**Task details:** Every entry is to be restated exactly; pictures are not part of the copy.

(Beginning of Recorded data)

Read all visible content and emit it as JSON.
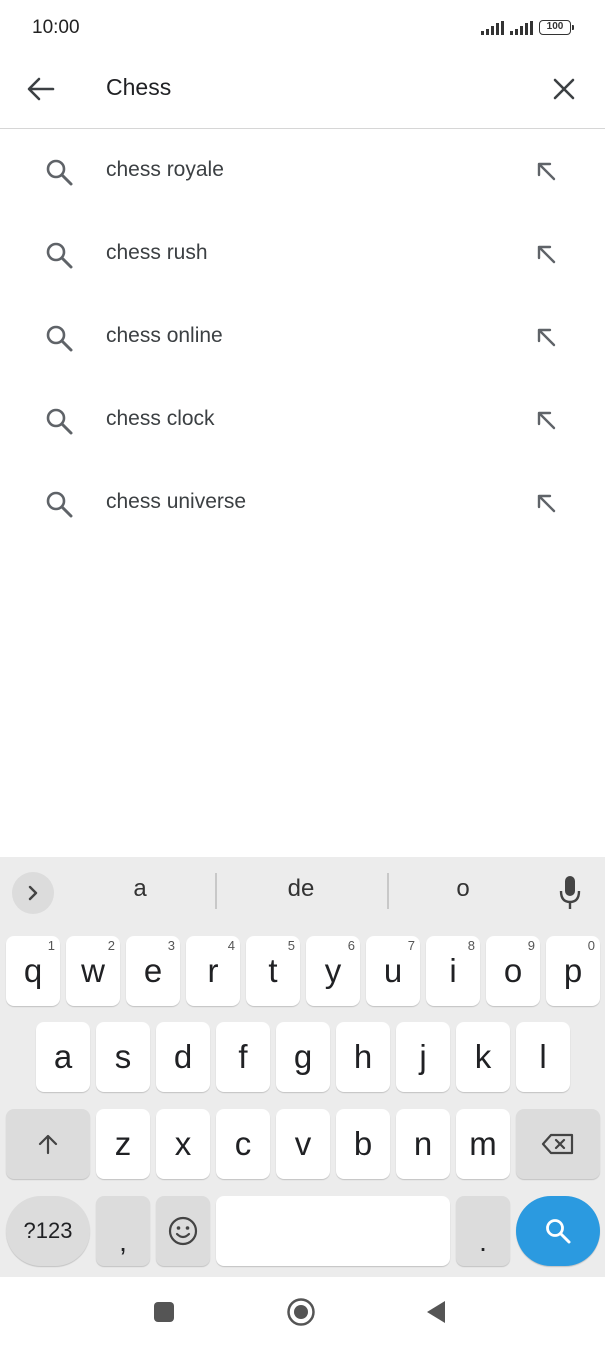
{
  "status_bar": {
    "time": "10:00",
    "battery": "100",
    "icons": [
      "signal-icon",
      "signal-icon",
      "battery-icon"
    ]
  },
  "search": {
    "query": "Chess",
    "back_icon": "arrow-left-icon",
    "clear_icon": "close-icon"
  },
  "suggestions": [
    {
      "text": "chess royale"
    },
    {
      "text": "chess rush"
    },
    {
      "text": "chess online"
    },
    {
      "text": "chess clock"
    },
    {
      "text": "chess universe"
    }
  ],
  "keyboard": {
    "toolbar": {
      "expand_icon": "chevron-right-icon",
      "word_suggestions": [
        "a",
        "de",
        "o"
      ],
      "mic_icon": "microphone-icon"
    },
    "row1": [
      {
        "label": "q",
        "hint": "1"
      },
      {
        "label": "w",
        "hint": "2"
      },
      {
        "label": "e",
        "hint": "3"
      },
      {
        "label": "r",
        "hint": "4"
      },
      {
        "label": "t",
        "hint": "5"
      },
      {
        "label": "y",
        "hint": "6"
      },
      {
        "label": "u",
        "hint": "7"
      },
      {
        "label": "i",
        "hint": "8"
      },
      {
        "label": "o",
        "hint": "9"
      },
      {
        "label": "p",
        "hint": "0"
      }
    ],
    "row2": [
      "a",
      "s",
      "d",
      "f",
      "g",
      "h",
      "j",
      "k",
      "l"
    ],
    "row3": [
      "z",
      "x",
      "c",
      "v",
      "b",
      "n",
      "m"
    ],
    "symbols_label": "?123",
    "comma_label": ",",
    "period_label": ".",
    "accent_color": "#2b9ae0"
  },
  "nav_bar": {
    "icons": [
      "recents-square-icon",
      "home-circle-icon",
      "back-triangle-icon"
    ]
  }
}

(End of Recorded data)

**Solution to this problem:**
Read all visible content and emit it as JSON.
{
  "status_bar": {
    "time": "10:00",
    "battery": "100",
    "icons": [
      "signal-icon",
      "signal-icon",
      "battery-icon"
    ]
  },
  "search": {
    "query": "Chess",
    "back_icon": "arrow-left-icon",
    "clear_icon": "close-icon"
  },
  "suggestions": [
    {
      "text": "chess royale"
    },
    {
      "text": "chess rush"
    },
    {
      "text": "chess online"
    },
    {
      "text": "chess clock"
    },
    {
      "text": "chess universe"
    }
  ],
  "keyboard": {
    "toolbar": {
      "expand_icon": "chevron-right-icon",
      "word_suggestions": [
        "a",
        "de",
        "o"
      ],
      "mic_icon": "microphone-icon"
    },
    "row1": [
      {
        "label": "q",
        "hint": "1"
      },
      {
        "label": "w",
        "hint": "2"
      },
      {
        "label": "e",
        "hint": "3"
      },
      {
        "label": "r",
        "hint": "4"
      },
      {
        "label": "t",
        "hint": "5"
      },
      {
        "label": "y",
        "hint": "6"
      },
      {
        "label": "u",
        "hint": "7"
      },
      {
        "label": "i",
        "hint": "8"
      },
      {
        "label": "o",
        "hint": "9"
      },
      {
        "label": "p",
        "hint": "0"
      }
    ],
    "row2": [
      "a",
      "s",
      "d",
      "f",
      "g",
      "h",
      "j",
      "k",
      "l"
    ],
    "row3": [
      "z",
      "x",
      "c",
      "v",
      "b",
      "n",
      "m"
    ],
    "symbols_label": "?123",
    "comma_label": ",",
    "period_label": ".",
    "accent_color": "#2b9ae0"
  },
  "nav_bar": {
    "icons": [
      "recents-square-icon",
      "home-circle-icon",
      "back-triangle-icon"
    ]
  }
}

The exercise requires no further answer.